The expedition, led by Dr Bruno Danis of ULB, is called Belgica121, a nod to the first scientific expedition to Antarctica 121 years ago. On 16 August 1897, Belgian naval officer Adrien de Gerlache set sail on the Belgica from Antwerp to Antarctica, with Norwegian explorer Roald Amundsen among those on board. It was the first scientific expedition to reach Antarctica and the first to spend the winter there in extreme conditions.

 

During this new expedition, a team of nine Belgian, French, German and Italian scientists associated with Belgian research institutes will investigate the biodiversity in the shallow waters of Antarctica. By travelling on a sailing boat, the team will be able to reach areas which are out of range for large ice-breakers. The expedition is financed by Belspo, the Federal Science Policy Office.

 

Jossart of VUB is one of the team members. This will be his first trip to Antarctica and he hopes to gather more information for his research on the evolution and biodiversity of sea stars: “I started working on Antarctic organisms three years ago. Excitement to go there did not stop growing since then. Going to the field is of course important to collect samples and data but I also know from previous fieldwork that we can see our own research differently after observing the organisms alive in their environment.” During the expedition, he will also investigate the diversity of intertidal (seashore) organisms in Antarctica about which little is known: “Despite the general view that the Antarctic intertidal conditions (e.g. scouring by ice, high UV radiation) are too extreme to allow animal life, recent studies have shown that intertidal communities can persist in some regions”.

 

Behind the scenes

In addition to carrying out research, the team will make a unique documentary about their findings and the course of a scientific investigation. They also want to show how research in Antarctica can be done in a more sustainable way.
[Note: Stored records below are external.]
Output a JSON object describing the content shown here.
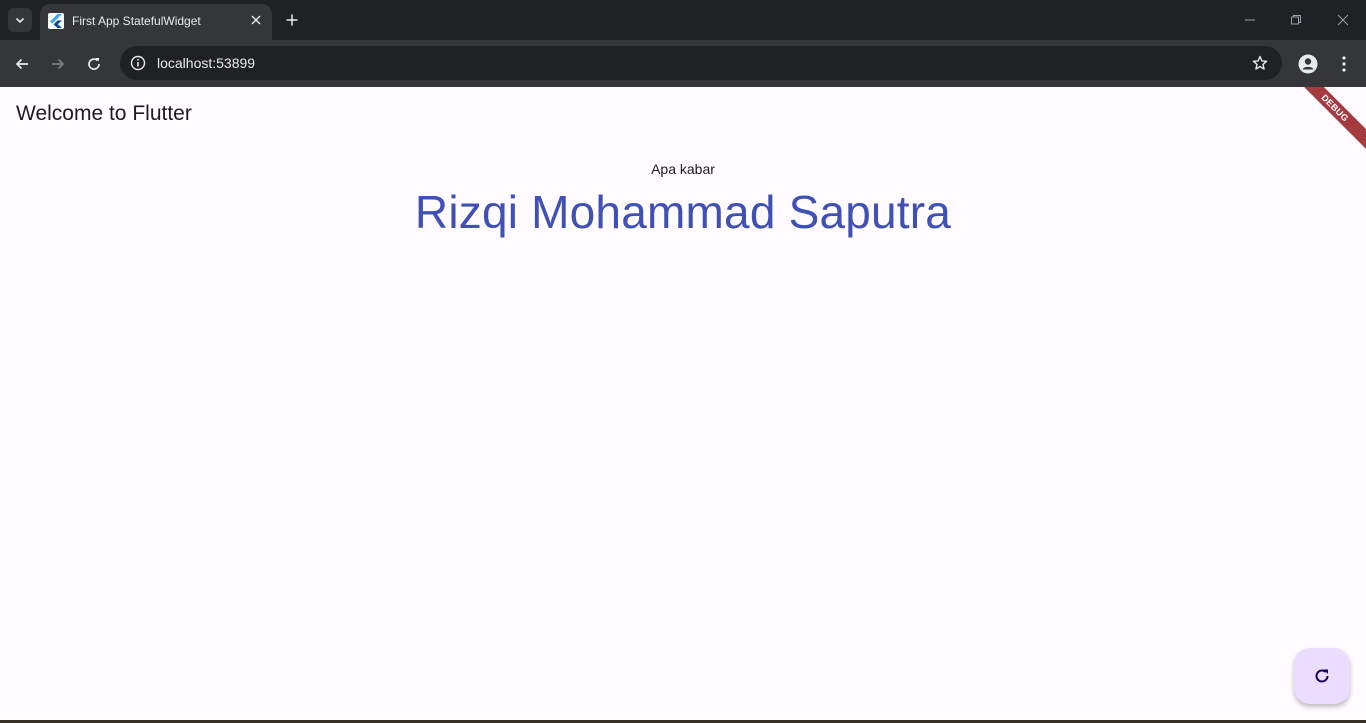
{
  "browser": {
    "tab_title": "First App StatefulWidget",
    "url": "localhost:53899"
  },
  "app": {
    "appbar_title": "Welcome to Flutter",
    "greeting": "Apa kabar",
    "name": "Rizqi Mohammad Saputra",
    "debug_banner": "DEBUG",
    "name_color": "#3f51b5",
    "fab_icon": "refresh-icon"
  },
  "icons": {
    "tab_search": "chevron-down-icon",
    "tab_favicon": "flutter-icon",
    "tab_close": "close-icon",
    "new_tab": "plus-icon",
    "back": "arrow-left-icon",
    "forward": "arrow-right-icon",
    "reload": "reload-icon",
    "site_info": "info-icon",
    "bookmark": "star-icon",
    "profile": "profile-icon",
    "menu": "more-vertical-icon"
  }
}
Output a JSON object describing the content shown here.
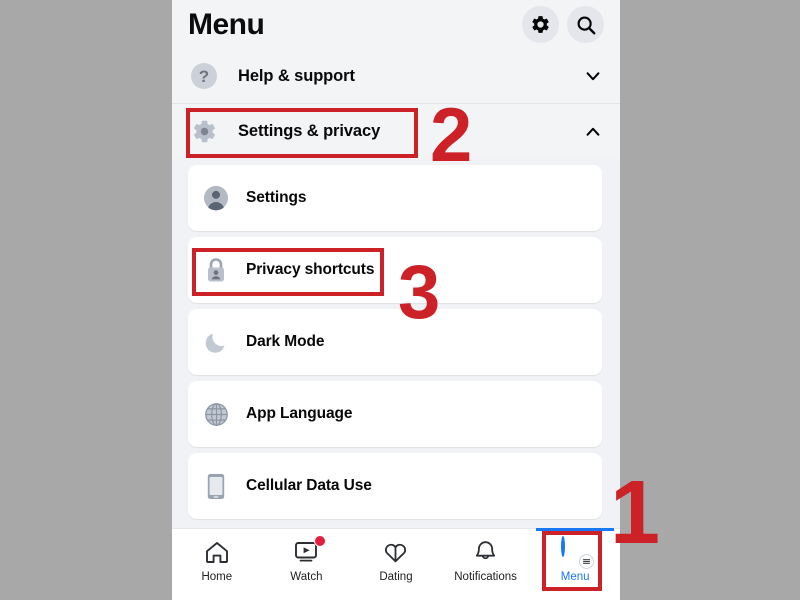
{
  "app": {
    "title": "Menu",
    "header_icons": [
      {
        "name": "gear-icon",
        "label": "Settings"
      },
      {
        "name": "search-icon",
        "label": "Search"
      }
    ]
  },
  "menu": {
    "collapsible_sections": [
      {
        "id": "help-support",
        "label": "Help & support",
        "icon": "question-mark-circle-icon",
        "expanded": false,
        "chevron": "chevron-down-icon"
      },
      {
        "id": "settings-privacy",
        "label": "Settings & privacy",
        "icon": "gear-icon",
        "expanded": true,
        "chevron": "chevron-up-icon"
      }
    ],
    "items": [
      {
        "id": "settings",
        "label": "Settings",
        "icon": "person-circle-icon"
      },
      {
        "id": "privacy-shortcuts",
        "label": "Privacy shortcuts",
        "icon": "lock-person-icon"
      },
      {
        "id": "dark-mode",
        "label": "Dark Mode",
        "icon": "moon-icon"
      },
      {
        "id": "app-language",
        "label": "App Language",
        "icon": "globe-icon"
      },
      {
        "id": "cellular-data-use",
        "label": "Cellular Data Use",
        "icon": "mobile-phone-icon"
      }
    ]
  },
  "bottom_nav": {
    "items": [
      {
        "id": "home",
        "label": "Home",
        "icon": "home-icon",
        "active": false,
        "badge": false
      },
      {
        "id": "watch",
        "label": "Watch",
        "icon": "watch-video-icon",
        "active": false,
        "badge": true
      },
      {
        "id": "dating",
        "label": "Dating",
        "icon": "dating-hearts-icon",
        "active": false,
        "badge": false
      },
      {
        "id": "notifications",
        "label": "Notifications",
        "icon": "bell-icon",
        "active": false,
        "badge": false
      },
      {
        "id": "menu",
        "label": "Menu",
        "icon": "avatar-menu-icon",
        "active": true,
        "badge": false
      }
    ],
    "active_color": "#1877f2"
  },
  "annotations": {
    "color": "#cc2127",
    "steps": [
      {
        "number": "1",
        "target": "menu-tab"
      },
      {
        "number": "2",
        "target": "settings-privacy-row"
      },
      {
        "number": "3",
        "target": "privacy-shortcuts-item"
      }
    ]
  },
  "colors": {
    "background": "#a8a8a8",
    "phone_bg": "#f0f2f5",
    "header_bg": "#f3f4f6",
    "card_bg": "#ffffff",
    "accent_blue": "#1877f2",
    "annotation_red": "#cc2127",
    "badge_red": "#e41e3f"
  }
}
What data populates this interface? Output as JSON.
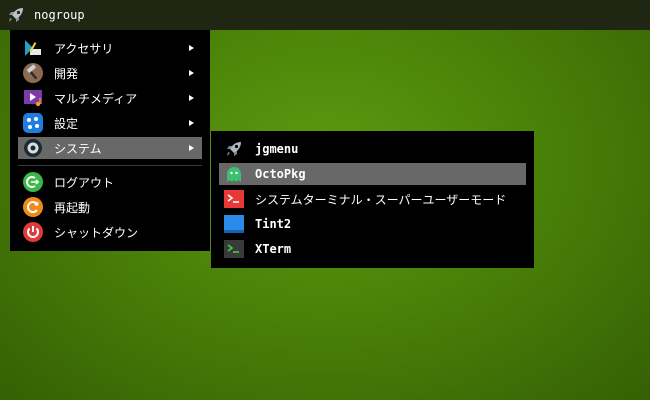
{
  "taskbar": {
    "title": "nogroup",
    "logo_icon": "rocket-icon"
  },
  "main_menu": {
    "items": [
      {
        "label": "アクセサリ",
        "icon": "accessories-icon",
        "submenu": true
      },
      {
        "label": "開発",
        "icon": "development-hammer-icon",
        "submenu": true
      },
      {
        "label": "マルチメディア",
        "icon": "multimedia-icon",
        "submenu": true
      },
      {
        "label": "設定",
        "icon": "settings-icon",
        "submenu": true
      },
      {
        "label": "システム",
        "icon": "system-gear-icon",
        "submenu": true,
        "selected": true
      }
    ],
    "actions": [
      {
        "label": "ログアウト",
        "icon": "logout-icon"
      },
      {
        "label": "再起動",
        "icon": "restart-icon"
      },
      {
        "label": "シャットダウン",
        "icon": "power-icon"
      }
    ]
  },
  "submenu": {
    "items": [
      {
        "label": "jgmenu",
        "icon": "rocket-icon"
      },
      {
        "label": "OctoPkg",
        "icon": "octopkg-icon",
        "selected": true
      },
      {
        "label": "システムターミナル・スーパーユーザーモード",
        "icon": "root-terminal-icon"
      },
      {
        "label": "Tint2",
        "icon": "tint2-panel-icon"
      },
      {
        "label": "XTerm",
        "icon": "xterm-icon"
      }
    ]
  },
  "colors": {
    "desktop": "#4a8208",
    "menu_bg": "#000000",
    "selection": "#686868",
    "topbar": "#1f2612"
  }
}
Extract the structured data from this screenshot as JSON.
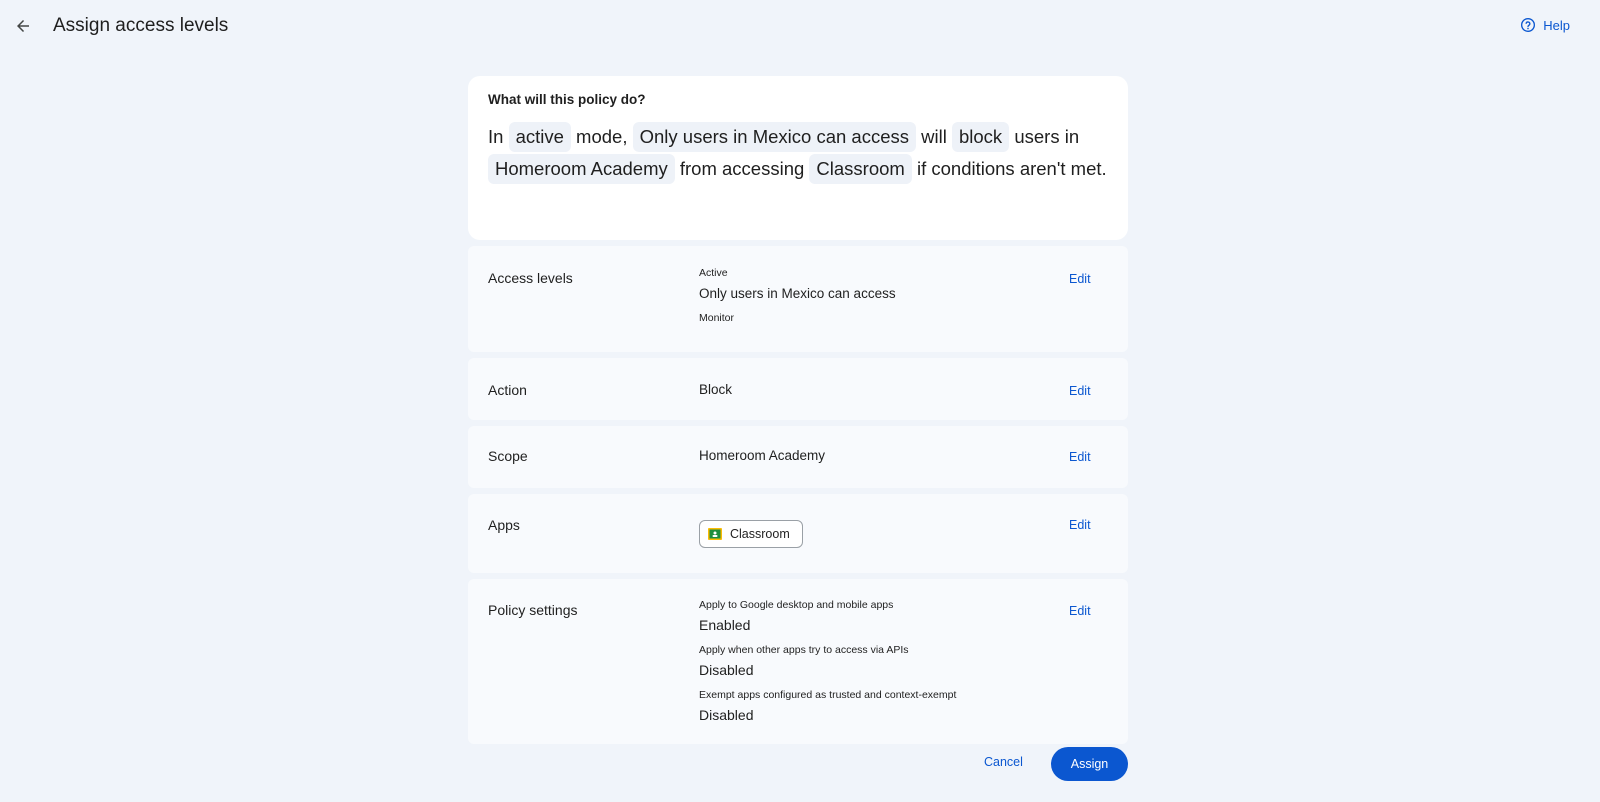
{
  "header": {
    "title": "Assign access levels",
    "back_icon": "arrow-back-icon",
    "help_label": "Help",
    "help_icon": "help-circle-icon"
  },
  "summary": {
    "question": "What will this policy do?",
    "parts": {
      "t1": "In",
      "c1": "active",
      "t2": "mode,",
      "c2": "Only users in Mexico can access",
      "t3": "will",
      "c3": "block",
      "t4": "users in",
      "c4": "Homeroom Academy",
      "t5": "from accessing",
      "c5": "Classroom",
      "t6": "if conditions aren't met."
    }
  },
  "rows": {
    "access_levels": {
      "label": "Access levels",
      "active_label": "Active",
      "active_value": "Only users in Mexico can access",
      "monitor_label": "Monitor",
      "edit": "Edit"
    },
    "action": {
      "label": "Action",
      "value": "Block",
      "edit": "Edit"
    },
    "scope": {
      "label": "Scope",
      "value": "Homeroom Academy",
      "edit": "Edit"
    },
    "apps": {
      "label": "Apps",
      "app_name": "Classroom",
      "app_icon": "classroom-icon",
      "edit": "Edit"
    },
    "policy_settings": {
      "label": "Policy settings",
      "edit": "Edit",
      "settings": [
        {
          "name": "Apply to Google desktop and mobile apps",
          "value": "Enabled"
        },
        {
          "name": "Apply when other apps try to access via APIs",
          "value": "Disabled"
        },
        {
          "name": "Exempt apps configured as trusted and context-exempt",
          "value": "Disabled"
        }
      ]
    }
  },
  "footer": {
    "cancel": "Cancel",
    "assign": "Assign"
  },
  "colors": {
    "accent": "#0b57d0",
    "background": "#f0f4fa",
    "card": "#ffffff",
    "row": "#f8fafd"
  }
}
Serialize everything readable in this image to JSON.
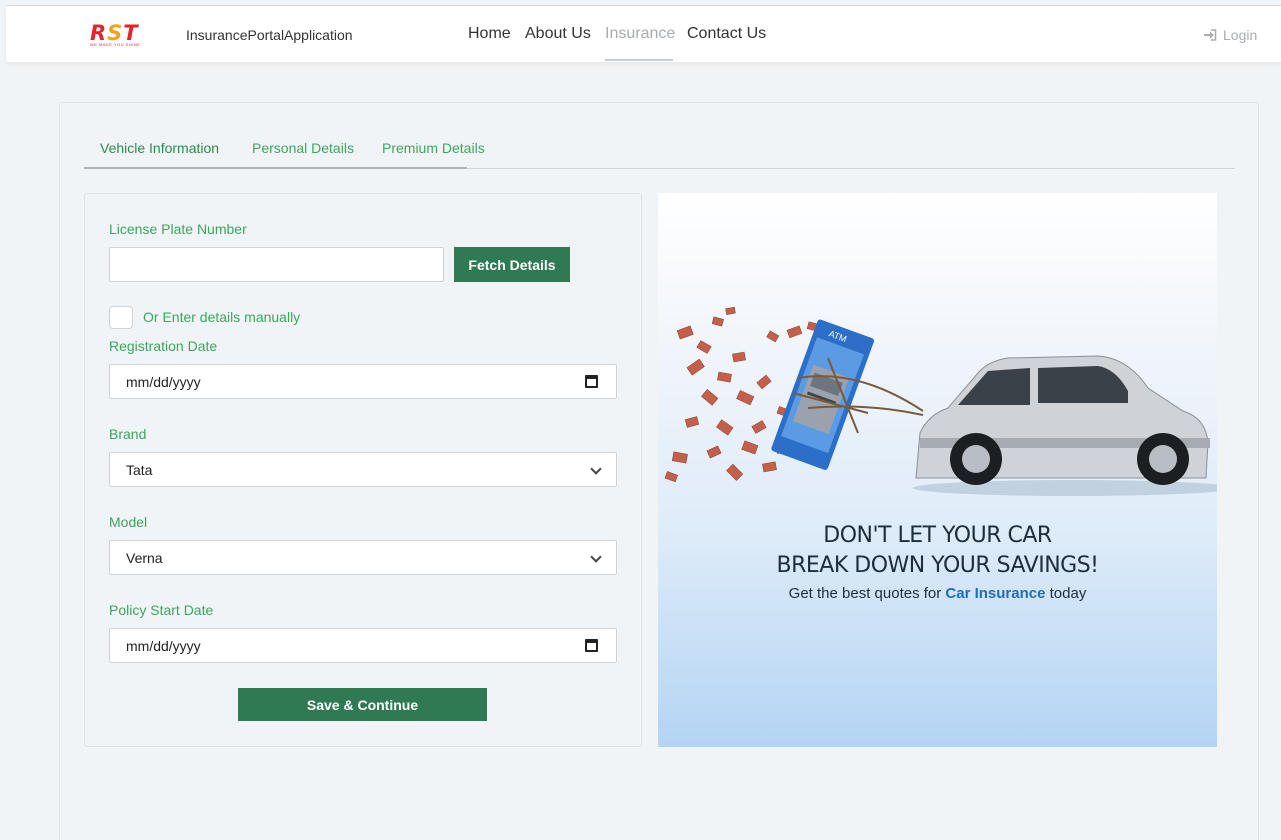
{
  "navbar": {
    "logo_text": "RST",
    "logo_tagline": "WE MAKE YOU SHINE",
    "brand": "InsurancePortalApplication",
    "links": [
      {
        "label": "Home"
      },
      {
        "label": "About Us"
      },
      {
        "label": "Insurance"
      },
      {
        "label": "Contact Us"
      }
    ],
    "active_link": "Insurance",
    "login_label": "Login",
    "login_icon": "sign-in-icon"
  },
  "tabs": [
    {
      "label": "Vehicle Information"
    },
    {
      "label": "Personal Details"
    },
    {
      "label": "Premium Details"
    }
  ],
  "active_tab": "Vehicle Information",
  "form": {
    "license_label": "License Plate Number",
    "license_value": "",
    "fetch_button": "Fetch Details",
    "manual_label": "Or Enter details manually",
    "manual_checked": false,
    "registration_label": "Registration Date",
    "registration_value": "mm/dd/yyyy",
    "brand_label": "Brand",
    "brand_value": "Tata",
    "model_label": "Model",
    "model_value": "Verna",
    "policy_label": "Policy Start Date",
    "policy_value": "mm/dd/yyyy",
    "save_button": "Save & Continue"
  },
  "banner": {
    "headline_1": "DON'T LET YOUR CAR",
    "headline_2": "BREAK DOWN YOUR SAVINGS!",
    "sub_prefix": "Get the best quotes for",
    "sub_highlight": "Car Insurance",
    "sub_suffix": "today",
    "atm_text": "ATM"
  },
  "colors": {
    "accent_green": "#3ea55f",
    "button_green": "#2f7a52",
    "highlight_blue": "#1f6fb3"
  }
}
Climate change is an issue at the South Pole: the region is exposed to rapidly changing environmental parameters such as sea temperature, salinity and sea ice cycles, which affect the organisms living there and in turn affect the structure of the entire Antarctic ecosystem.

 

The documentary is expected to be released at the end of 2019.

 

http://belgica121.be/

Quentin Jossart (4th from left to right): "Going to the field is of course important to collect samples and data but I also know from previous fieldwork that we can see our own research differently after observing the organisms alive in their environment."